Anti-immigration political tactics worked just as badly in Arizona:
McCain says that last year he saw how toothless the issue was in Arizona. “Congressman J. D. Hayworth had a pretty good opponent,” he said of the former Republican from Arizona, who lost his seat in the 2006 midterm election. “J.D. ran just on the issue of immigration, in a moderate but Republican district. Arizona State University is there, in Phoenix. And J.D. got beat by four points in the general election. There was a guy who was going to take Jim Kolbe’s seat”—an Arizona congressman who retired last year. “Jim was there twenty years, and had always carried the district well. The Republican candidate was another one where immigrant, immigration, anti-illegal immigration was his theme. He lost by twelve points. So I think there is a lesson in some of those elections when people use anti-immigration as a major part of their campaign. But I also know that it galvanizes a certain part of the Republican Party.”

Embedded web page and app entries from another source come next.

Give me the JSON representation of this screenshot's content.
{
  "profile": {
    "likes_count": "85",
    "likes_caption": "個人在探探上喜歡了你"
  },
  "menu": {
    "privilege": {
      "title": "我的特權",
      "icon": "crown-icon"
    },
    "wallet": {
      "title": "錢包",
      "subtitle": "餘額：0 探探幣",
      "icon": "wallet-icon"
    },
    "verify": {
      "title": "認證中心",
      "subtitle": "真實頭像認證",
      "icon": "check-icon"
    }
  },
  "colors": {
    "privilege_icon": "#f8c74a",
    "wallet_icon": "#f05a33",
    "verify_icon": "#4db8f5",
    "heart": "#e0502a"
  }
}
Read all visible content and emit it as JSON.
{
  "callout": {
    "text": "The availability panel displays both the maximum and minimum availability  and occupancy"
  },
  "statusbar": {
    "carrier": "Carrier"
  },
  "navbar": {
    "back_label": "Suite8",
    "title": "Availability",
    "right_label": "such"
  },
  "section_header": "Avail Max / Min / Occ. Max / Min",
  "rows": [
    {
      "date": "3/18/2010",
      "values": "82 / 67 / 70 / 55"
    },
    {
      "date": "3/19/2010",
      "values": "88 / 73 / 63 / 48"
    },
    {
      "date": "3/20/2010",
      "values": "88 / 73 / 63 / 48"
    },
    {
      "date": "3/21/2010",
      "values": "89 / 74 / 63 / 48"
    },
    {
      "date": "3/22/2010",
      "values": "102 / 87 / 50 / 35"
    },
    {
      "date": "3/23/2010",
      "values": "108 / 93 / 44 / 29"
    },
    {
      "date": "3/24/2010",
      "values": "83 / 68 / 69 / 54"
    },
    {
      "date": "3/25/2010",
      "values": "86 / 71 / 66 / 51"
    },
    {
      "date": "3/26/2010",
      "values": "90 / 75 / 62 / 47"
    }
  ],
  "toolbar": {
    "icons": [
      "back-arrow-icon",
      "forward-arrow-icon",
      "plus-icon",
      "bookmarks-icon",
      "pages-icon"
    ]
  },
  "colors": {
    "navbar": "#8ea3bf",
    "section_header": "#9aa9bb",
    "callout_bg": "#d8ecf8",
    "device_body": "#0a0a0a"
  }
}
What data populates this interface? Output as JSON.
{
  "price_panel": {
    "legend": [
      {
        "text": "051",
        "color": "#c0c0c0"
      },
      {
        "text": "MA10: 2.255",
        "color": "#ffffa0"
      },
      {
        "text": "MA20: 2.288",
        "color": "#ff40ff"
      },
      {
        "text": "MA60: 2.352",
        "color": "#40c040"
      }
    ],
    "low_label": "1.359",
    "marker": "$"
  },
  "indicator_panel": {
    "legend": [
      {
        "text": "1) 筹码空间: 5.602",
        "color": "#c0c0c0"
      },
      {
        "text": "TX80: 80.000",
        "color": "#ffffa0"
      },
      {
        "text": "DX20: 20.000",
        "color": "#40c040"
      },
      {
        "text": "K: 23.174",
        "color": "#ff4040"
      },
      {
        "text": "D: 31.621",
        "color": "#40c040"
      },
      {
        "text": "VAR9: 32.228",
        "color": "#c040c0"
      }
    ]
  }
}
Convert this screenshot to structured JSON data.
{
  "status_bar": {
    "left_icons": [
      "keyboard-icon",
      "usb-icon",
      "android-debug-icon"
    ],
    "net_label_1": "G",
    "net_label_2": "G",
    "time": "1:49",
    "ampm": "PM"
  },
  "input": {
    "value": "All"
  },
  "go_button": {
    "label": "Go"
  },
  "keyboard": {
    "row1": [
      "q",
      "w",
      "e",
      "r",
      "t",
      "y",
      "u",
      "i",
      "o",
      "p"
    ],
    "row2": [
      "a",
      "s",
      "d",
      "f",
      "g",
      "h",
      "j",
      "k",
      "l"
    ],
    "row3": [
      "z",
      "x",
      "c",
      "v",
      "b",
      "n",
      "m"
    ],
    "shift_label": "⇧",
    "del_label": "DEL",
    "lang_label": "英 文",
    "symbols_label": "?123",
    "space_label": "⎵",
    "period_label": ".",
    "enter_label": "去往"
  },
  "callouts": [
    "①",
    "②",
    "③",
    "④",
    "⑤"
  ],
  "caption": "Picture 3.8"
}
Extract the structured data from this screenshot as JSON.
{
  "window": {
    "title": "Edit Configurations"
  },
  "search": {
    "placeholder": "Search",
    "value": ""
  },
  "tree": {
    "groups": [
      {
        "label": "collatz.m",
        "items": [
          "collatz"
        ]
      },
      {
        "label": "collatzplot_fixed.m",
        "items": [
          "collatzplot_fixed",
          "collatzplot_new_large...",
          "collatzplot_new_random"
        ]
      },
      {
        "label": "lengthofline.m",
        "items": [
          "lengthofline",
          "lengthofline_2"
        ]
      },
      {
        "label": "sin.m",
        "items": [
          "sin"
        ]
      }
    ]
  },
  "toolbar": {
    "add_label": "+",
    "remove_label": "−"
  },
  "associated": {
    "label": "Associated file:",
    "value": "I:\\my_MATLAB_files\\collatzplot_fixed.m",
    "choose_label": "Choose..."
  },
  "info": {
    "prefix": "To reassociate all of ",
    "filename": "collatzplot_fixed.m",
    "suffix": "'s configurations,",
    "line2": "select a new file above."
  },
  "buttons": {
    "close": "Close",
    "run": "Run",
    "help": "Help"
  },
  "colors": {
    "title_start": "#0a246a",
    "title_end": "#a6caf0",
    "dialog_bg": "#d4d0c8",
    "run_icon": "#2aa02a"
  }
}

Note that it’s a given that anti-immigrant politics are a terrible long-term strategy. This isn’t even about that — they don’t even work in the short term. So why did Romney and Giuliani choose to Tancredo themselves into ignominious defeat? I think it’s because they overestimated the power of things like the “brick brigade”, which formed to oppose McCain-Kennedy type legislation:
Advocates of tougher border security have sent thousands of bricks to Senate and House offices in recent weeks to make a none-too-subtle point with lawmakers about where many of their constituents come down on emerging immigration bills.
Leaders of the campaign, which has delivered an estimated 10,000 bricks since it began in April, said they had hit on the idea as a way to emphasize the benefits of a fence along the border with Mexico.
The same thing is happening again with the stimulus package. Despite polls showing its popularity and Obama’s overwhelming popularity, Villagers and Republicans alike are convinced it’s smart politics to oppose it because “the polls show one thing but the constituent calls to congressional offices against the stimulus are showing something else.”
Following the brick bridage’s marching orders was calamitous for the Republicans in 2008, not just because of the examples cited above but because McCain (who once co-authored a smart, fair immigration reform bill) lost the Latino vote by 2:1 largely because of this. So why is the GOP now taking orders from the silly putty and balls brigade? It could be fear of primaries, but look how Romney, Giuliani, and Tancredo did in those. And why does the Village seem to think this is all such a good idea?
Fool them once…